Excerpts from a dataset:
⟨

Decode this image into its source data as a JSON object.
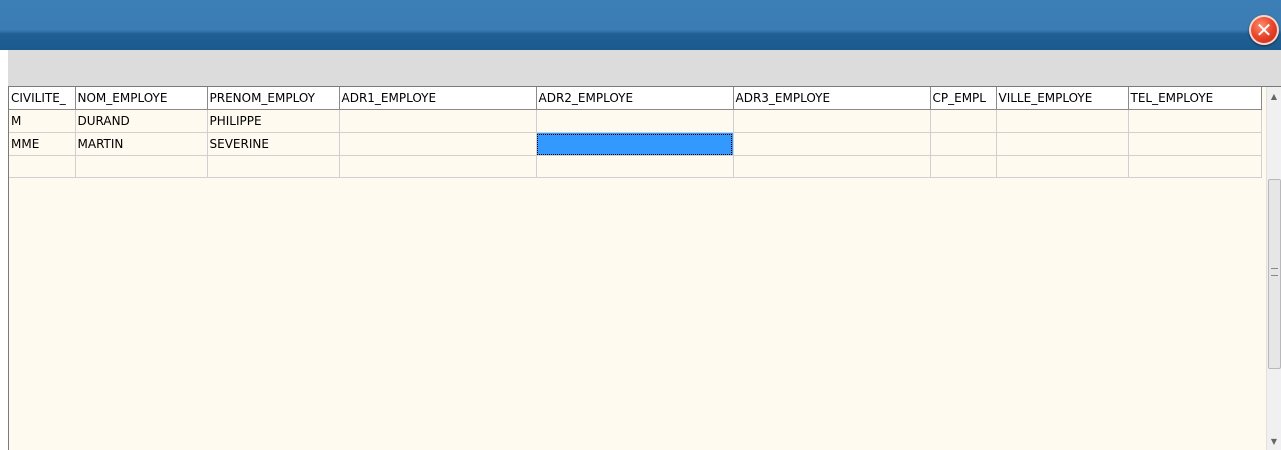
{
  "window": {
    "title": "",
    "close_icon": "close-icon",
    "close_glyph": "✕",
    "accent": "#1b5a8e",
    "close_color": "#e8442a"
  },
  "grid": {
    "columns": [
      "CIVILITE_",
      "NOM_EMPLOYE",
      "PRENOM_EMPLOY",
      "ADR1_EMPLOYE",
      "ADR2_EMPLOYE",
      "ADR3_EMPLOYE",
      "CP_EMPL",
      "VILLE_EMPLOYE",
      "TEL_EMPLOYE"
    ],
    "rows": [
      [
        "M",
        "DURAND",
        "PHILIPPE",
        "",
        "",
        "",
        "",
        "",
        ""
      ],
      [
        "MME",
        "MARTIN",
        "SEVERINE",
        "",
        "",
        "",
        "",
        "",
        ""
      ],
      [
        "",
        "",
        "",
        "",
        "",
        "",
        "",
        "",
        ""
      ]
    ],
    "selected_cell": {
      "row": 1,
      "column": "ADR2_EMPLOYE"
    },
    "selection_color": "#3399ff",
    "background_color": "#fffaf0"
  },
  "scrollbar": {
    "up_glyph": "▲",
    "down_glyph": "▼"
  }
}
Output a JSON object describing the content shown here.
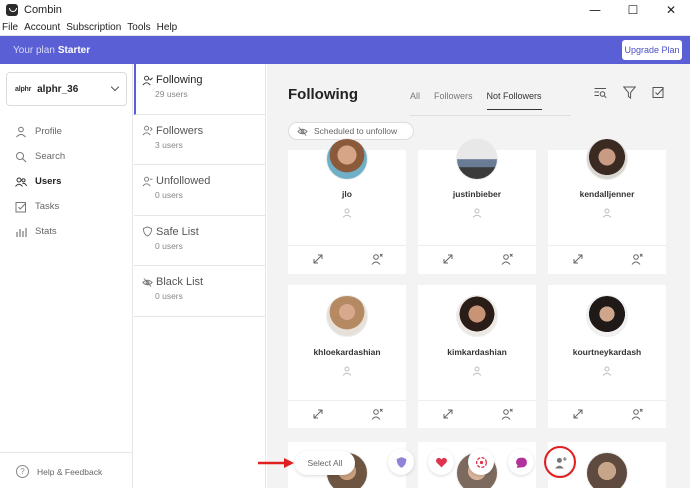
{
  "window": {
    "title": "Combin",
    "minimize": "—",
    "maximize": "☐",
    "close": "✕"
  },
  "menu": [
    "File",
    "Account",
    "Subscription",
    "Tools",
    "Help"
  ],
  "plan": {
    "label": "Your plan",
    "name": "Starter",
    "upgrade": "Upgrade Plan"
  },
  "account": {
    "logo": "alphr",
    "name": "alphr_36"
  },
  "nav": [
    {
      "label": "Profile",
      "icon": "person-icon"
    },
    {
      "label": "Search",
      "icon": "search-icon"
    },
    {
      "label": "Users",
      "icon": "users-icon"
    },
    {
      "label": "Tasks",
      "icon": "tasks-icon"
    },
    {
      "label": "Stats",
      "icon": "stats-icon"
    }
  ],
  "help": {
    "label": "Help & Feedback",
    "icon_glyph": "?"
  },
  "categories": [
    {
      "title": "Following",
      "count": "29 users"
    },
    {
      "title": "Followers",
      "count": "3 users"
    },
    {
      "title": "Unfollowed",
      "count": "0 users"
    },
    {
      "title": "Safe List",
      "count": "0 users"
    },
    {
      "title": "Black List",
      "count": "0 users"
    }
  ],
  "main": {
    "title": "Following",
    "tabs": [
      "All",
      "Followers",
      "Not Followers"
    ],
    "active_tab": "Not Followers",
    "chip": "Scheduled to unfollow"
  },
  "users": [
    "jlo",
    "justinbieber",
    "kendalljenner",
    "khloekardashian",
    "kimkardashian",
    "kourtneykardash"
  ],
  "bottom": {
    "select_all": "Select All"
  },
  "colors": {
    "accent": "#5a5fd6",
    "heart": "#e0334f",
    "comment": "#b0329b",
    "highlight": "#e02020",
    "shield": "#8e83d6"
  }
}
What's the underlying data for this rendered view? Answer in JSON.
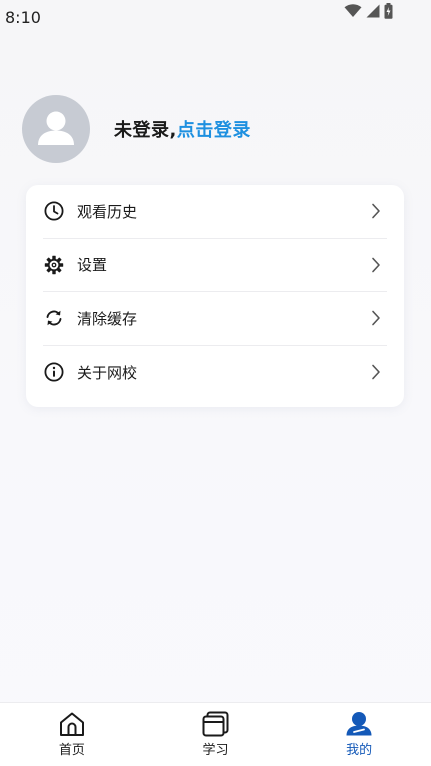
{
  "status_bar": {
    "time": "8:10"
  },
  "profile": {
    "status_text": "未登录,",
    "login_link": "点击登录",
    "link_color": "#1e90e0"
  },
  "menu": {
    "items": [
      {
        "label": "观看历史",
        "icon": "clock-icon"
      },
      {
        "label": "设置",
        "icon": "gear-icon"
      },
      {
        "label": "清除缓存",
        "icon": "refresh-icon"
      },
      {
        "label": "关于网校",
        "icon": "info-icon"
      }
    ]
  },
  "bottom_nav": {
    "items": [
      {
        "label": "首页",
        "icon": "home-icon",
        "active": false
      },
      {
        "label": "学习",
        "icon": "book-icon",
        "active": false
      },
      {
        "label": "我的",
        "icon": "profile-icon",
        "active": true
      }
    ],
    "active_color": "#1459b8"
  }
}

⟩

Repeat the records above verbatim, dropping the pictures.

▶ [EXERCISE SOLUTION]
Decode this image into its source data as a JSON object.
{
  "window": {
    "title": "",
    "close_icon": "close-icon",
    "close_glyph": "✕",
    "accent": "#1b5a8e",
    "close_color": "#e8442a"
  },
  "grid": {
    "columns": [
      "CIVILITE_",
      "NOM_EMPLOYE",
      "PRENOM_EMPLOY",
      "ADR1_EMPLOYE",
      "ADR2_EMPLOYE",
      "ADR3_EMPLOYE",
      "CP_EMPL",
      "VILLE_EMPLOYE",
      "TEL_EMPLOYE"
    ],
    "rows": [
      [
        "M",
        "DURAND",
        "PHILIPPE",
        "",
        "",
        "",
        "",
        "",
        ""
      ],
      [
        "MME",
        "MARTIN",
        "SEVERINE",
        "",
        "",
        "",
        "",
        "",
        ""
      ],
      [
        "",
        "",
        "",
        "",
        "",
        "",
        "",
        "",
        ""
      ]
    ],
    "selected_cell": {
      "row": 1,
      "column": "ADR2_EMPLOYE"
    },
    "selection_color": "#3399ff",
    "background_color": "#fffaf0"
  },
  "scrollbar": {
    "up_glyph": "▲",
    "down_glyph": "▼"
  }
}
Output a JSON object describing the content shown here.
{
  "window": {
    "title": "Combin",
    "minimize": "—",
    "maximize": "☐",
    "close": "✕"
  },
  "menu": [
    "File",
    "Account",
    "Subscription",
    "Tools",
    "Help"
  ],
  "plan": {
    "label": "Your plan",
    "name": "Starter",
    "upgrade": "Upgrade Plan"
  },
  "account": {
    "logo": "alphr",
    "name": "alphr_36"
  },
  "nav": [
    {
      "label": "Profile",
      "icon": "person-icon"
    },
    {
      "label": "Search",
      "icon": "search-icon"
    },
    {
      "label": "Users",
      "icon": "users-icon"
    },
    {
      "label": "Tasks",
      "icon": "tasks-icon"
    },
    {
      "label": "Stats",
      "icon": "stats-icon"
    }
  ],
  "help": {
    "label": "Help & Feedback",
    "icon_glyph": "?"
  },
  "categories": [
    {
      "title": "Following",
      "count": "29 users"
    },
    {
      "title": "Followers",
      "count": "3 users"
    },
    {
      "title": "Unfollowed",
      "count": "0 users"
    },
    {
      "title": "Safe List",
      "count": "0 users"
    },
    {
      "title": "Black List",
      "count": "0 users"
    }
  ],
  "main": {
    "title": "Following",
    "tabs": [
      "All",
      "Followers",
      "Not Followers"
    ],
    "active_tab": "Not Followers",
    "chip": "Scheduled to unfollow"
  },
  "users": [
    "jlo",
    "justinbieber",
    "kendalljenner",
    "khloekardashian",
    "kimkardashian",
    "kourtneykardash"
  ],
  "bottom": {
    "select_all": "Select All"
  },
  "colors": {
    "accent": "#5a5fd6",
    "heart": "#e0334f",
    "comment": "#b0329b",
    "highlight": "#e02020",
    "shield": "#8e83d6"
  }
}
What's the underlying data for this rendered view? Answer in JSON.
{
  "status_bar": {
    "time": "8:10"
  },
  "profile": {
    "status_text": "未登录,",
    "login_link": "点击登录",
    "link_color": "#1e90e0"
  },
  "menu": {
    "items": [
      {
        "label": "观看历史",
        "icon": "clock-icon"
      },
      {
        "label": "设置",
        "icon": "gear-icon"
      },
      {
        "label": "清除缓存",
        "icon": "refresh-icon"
      },
      {
        "label": "关于网校",
        "icon": "info-icon"
      }
    ]
  },
  "bottom_nav": {
    "items": [
      {
        "label": "首页",
        "icon": "home-icon",
        "active": false
      },
      {
        "label": "学习",
        "icon": "book-icon",
        "active": false
      },
      {
        "label": "我的",
        "icon": "profile-icon",
        "active": true
      }
    ],
    "active_color": "#1459b8"
  }
}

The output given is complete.